How do you go about asking for a pay rise? We all know a refusal hurts and asking for a rise can be daunting, but that doesn’t mean that you shouldn’t do it. After all, you’re worth it, aren’t you? Here are some great tips on how to get it right, based on our collective experience as a major recruitment adviser and also the thoughts of our own boss, Chris Peace, who has been on the receiving end of this sort of thing for years!
Get your timing right.
It’s important to find the ideal moment. Not when your boss has just had bad news, not when you’ve just had bad news, not when the company has just announced a fall in profits and definitely not after having a drink at lunchtime. Prepare well first and pick the moment to strike. After a big new business win might be good, but in general it’s best to seek a week/day when everything is going well for both of you. Our boss, Chris Peace, suggests you ask your manager for a 15 minute meeting where you can state your case and make your request.
Think not about why you want a rise but why your boss might want to grant you a rise. This is essentially a sales pitch, so think what objections your boss might have and how you can answer them. Think how your reasons – your good work and attitude – match your boss’s understanding of what you have done for the business and how the two can dovetail and continue to be mutually rewarding in the future. Rehearse what you want to say. Make sure your request is realistic.
Discuss – not stress - your achievements
It is important to maintain a sense of humility. Think #humblebrag. Politely and pleasantly demonstrate how you have grown into your job, how you have risen to the challenge as the role has changed and why this warrants an increase in pay. What new duties/tasks have you taken on (especially if they were your idea) that have added value to the company? Stick to the facts, use numbers and use clear examples to prove you are worth the pay rise.

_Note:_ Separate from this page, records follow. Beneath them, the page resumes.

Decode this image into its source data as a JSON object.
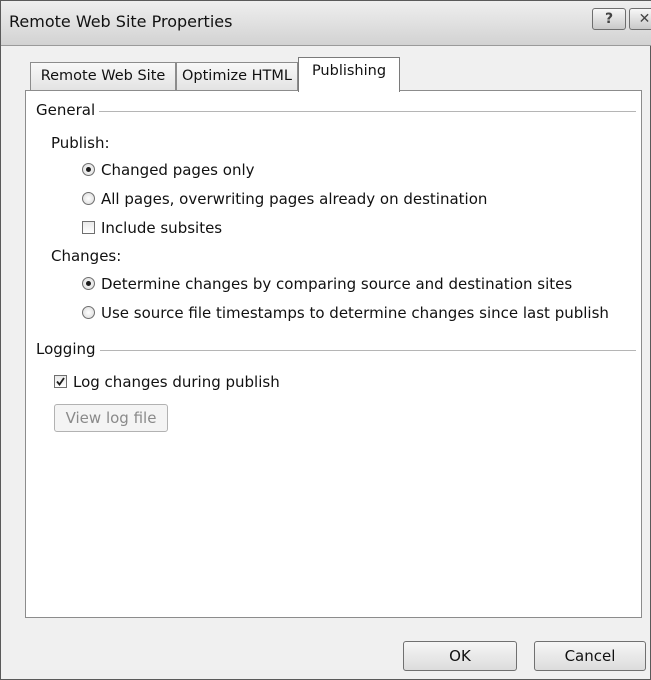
{
  "window": {
    "title": "Remote Web Site Properties",
    "help_label": "?",
    "close_label": "✕"
  },
  "tabs": [
    {
      "label": "Remote Web Site",
      "selected": false
    },
    {
      "label": "Optimize HTML",
      "selected": false
    },
    {
      "label": "Publishing",
      "selected": true
    }
  ],
  "general": {
    "heading": "General",
    "publish_label": "Publish:",
    "changed_pages_only": {
      "label": "Changed pages only",
      "checked": true
    },
    "all_pages": {
      "label": "All pages, overwriting pages already on destination",
      "checked": false
    },
    "include_subsites": {
      "label": "Include subsites",
      "checked": false
    },
    "changes_label": "Changes:",
    "determine_by_comparing": {
      "label": "Determine changes by comparing source and destination sites",
      "checked": true
    },
    "use_timestamps": {
      "label": "Use source file timestamps to determine changes since last publish",
      "checked": false
    }
  },
  "logging": {
    "heading": "Logging",
    "log_changes": {
      "label": "Log changes during publish",
      "checked": true
    },
    "view_log_label": "View log file"
  },
  "footer": {
    "ok_label": "OK",
    "cancel_label": "Cancel"
  }
}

Be logical, not emotional
Following on from this, don’t argue with emotion, use facts to support your position. Chris Peace says it can be helpful to research similar roles outside your company and ally what you find to market trends to demonstrate to your manager that what you are asking for is realistic. Implicit in this may be a threat that you could do better elsewhere, but do not, under any circumstances, make this explicit. The moment you antagonise your manager you have lost. Stick to what your research has shown and use that to show that what you are asking for is fair and reasonable. Incidentally, a good way to check market rates is to check with a recruiter like Peace: we know what’s being paid where and can advise you if you are being unrealistic.
More than one way to skin a cat
Due to company policy or budgetary constraints not every organisation is able to stump up for pay rises on demand, even if your boss actually agrees with your case. In these circumstances, it may be possible for him/her to acknowledge your performance in some other way. This may be more flexibility, a bonus for achieving a specific target or support for additional study. A ‘no’ doesn’t have to mean you don’t get anything.
Keep it impersonal
Although you should refer to market rates, don’t make this conversation about what others in your company are getting. Naming colleagues and highlighting their salaries can weaken your case as you may seem as if your main motivation is simply to complain. Similarly, you should not be seeking for a pay rise because of your personal circumstances, such as if your mortgage has gone up or you need a new car.
We all get paid for the work that we do. If you feel as though you've ‘outgrown’ your salary through consistently working above and beyond, you have the right to ask for more money. You can’t be fired for asking for a rise and it does show the ambition that managers should want from you, so bear in mind that the worst thing that can happen is that the boss says no. And they might say yes!
Sarah Hobson, Peace Recruitment